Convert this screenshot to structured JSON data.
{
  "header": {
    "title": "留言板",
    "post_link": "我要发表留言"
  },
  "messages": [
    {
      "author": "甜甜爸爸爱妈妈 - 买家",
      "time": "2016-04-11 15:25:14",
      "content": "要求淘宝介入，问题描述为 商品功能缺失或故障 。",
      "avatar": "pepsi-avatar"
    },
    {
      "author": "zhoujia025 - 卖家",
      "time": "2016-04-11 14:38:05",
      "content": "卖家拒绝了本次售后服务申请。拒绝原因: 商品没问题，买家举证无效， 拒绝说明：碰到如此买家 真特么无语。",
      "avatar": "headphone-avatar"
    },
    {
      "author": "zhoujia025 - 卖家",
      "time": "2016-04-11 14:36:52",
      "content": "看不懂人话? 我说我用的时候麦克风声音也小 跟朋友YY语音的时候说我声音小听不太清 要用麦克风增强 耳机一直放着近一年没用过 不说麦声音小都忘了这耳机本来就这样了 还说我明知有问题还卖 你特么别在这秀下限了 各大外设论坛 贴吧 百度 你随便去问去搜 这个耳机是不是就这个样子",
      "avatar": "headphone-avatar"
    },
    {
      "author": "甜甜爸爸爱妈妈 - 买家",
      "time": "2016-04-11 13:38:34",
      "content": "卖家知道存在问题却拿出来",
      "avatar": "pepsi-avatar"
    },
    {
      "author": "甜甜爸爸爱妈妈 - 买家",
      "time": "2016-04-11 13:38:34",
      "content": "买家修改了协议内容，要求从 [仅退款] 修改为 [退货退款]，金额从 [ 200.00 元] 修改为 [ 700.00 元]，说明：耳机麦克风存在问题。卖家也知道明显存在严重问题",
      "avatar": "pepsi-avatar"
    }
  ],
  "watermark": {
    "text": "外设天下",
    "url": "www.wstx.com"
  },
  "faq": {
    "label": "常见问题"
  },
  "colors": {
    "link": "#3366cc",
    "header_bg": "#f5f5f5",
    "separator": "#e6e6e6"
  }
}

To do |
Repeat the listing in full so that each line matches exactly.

Answer |
Convert this screenshot to structured JSON data.
{
  "header": {
    "title": "留言板",
    "post_link": "我要发表留言"
  },
  "messages": [
    {
      "author": "甜甜爸爸爱妈妈 - 买家",
      "time": "2016-04-11 15:25:14",
      "content": "要求淘宝介入，问题描述为 商品功能缺失或故障 。",
      "avatar": "pepsi-avatar"
    },
    {
      "author": "zhoujia025 - 卖家",
      "time": "2016-04-11 14:38:05",
      "content": "卖家拒绝了本次售后服务申请。拒绝原因: 商品没问题，买家举证无效， 拒绝说明：碰到如此买家 真特么无语。",
      "avatar": "headphone-avatar"
    },
    {
      "author": "zhoujia025 - 卖家",
      "time": "2016-04-11 14:36:52",
      "content": "看不懂人话? 我说我用的时候麦克风声音也小 跟朋友YY语音的时候说我声音小听不太清 要用麦克风增强 耳机一直放着近一年没用过 不说麦声音小都忘了这耳机本来就这样了 还说我明知有问题还卖 你特么别在这秀下限了 各大外设论坛 贴吧 百度 你随便去问去搜 这个耳机是不是就这个样子",
      "avatar": "headphone-avatar"
    },
    {
      "author": "甜甜爸爸爱妈妈 - 买家",
      "time": "2016-04-11 13:38:34",
      "content": "卖家知道存在问题却拿出来",
      "avatar": "pepsi-avatar"
    },
    {
      "author": "甜甜爸爸爱妈妈 - 买家",
      "time": "2016-04-11 13:38:34",
      "content": "买家修改了协议内容，要求从 [仅退款] 修改为 [退货退款]，金额从 [ 200.00 元] 修改为 [ 700.00 元]，说明：耳机麦克风存在问题。卖家也知道明显存在严重问题",
      "avatar": "pepsi-avatar"
    }
  ],
  "watermark": {
    "text": "外设天下",
    "url": "www.wstx.com"
  },
  "faq": {
    "label": "常见问题"
  },
  "colors": {
    "link": "#3366cc",
    "header_bg": "#f5f5f5",
    "separator": "#e6e6e6"
  }
}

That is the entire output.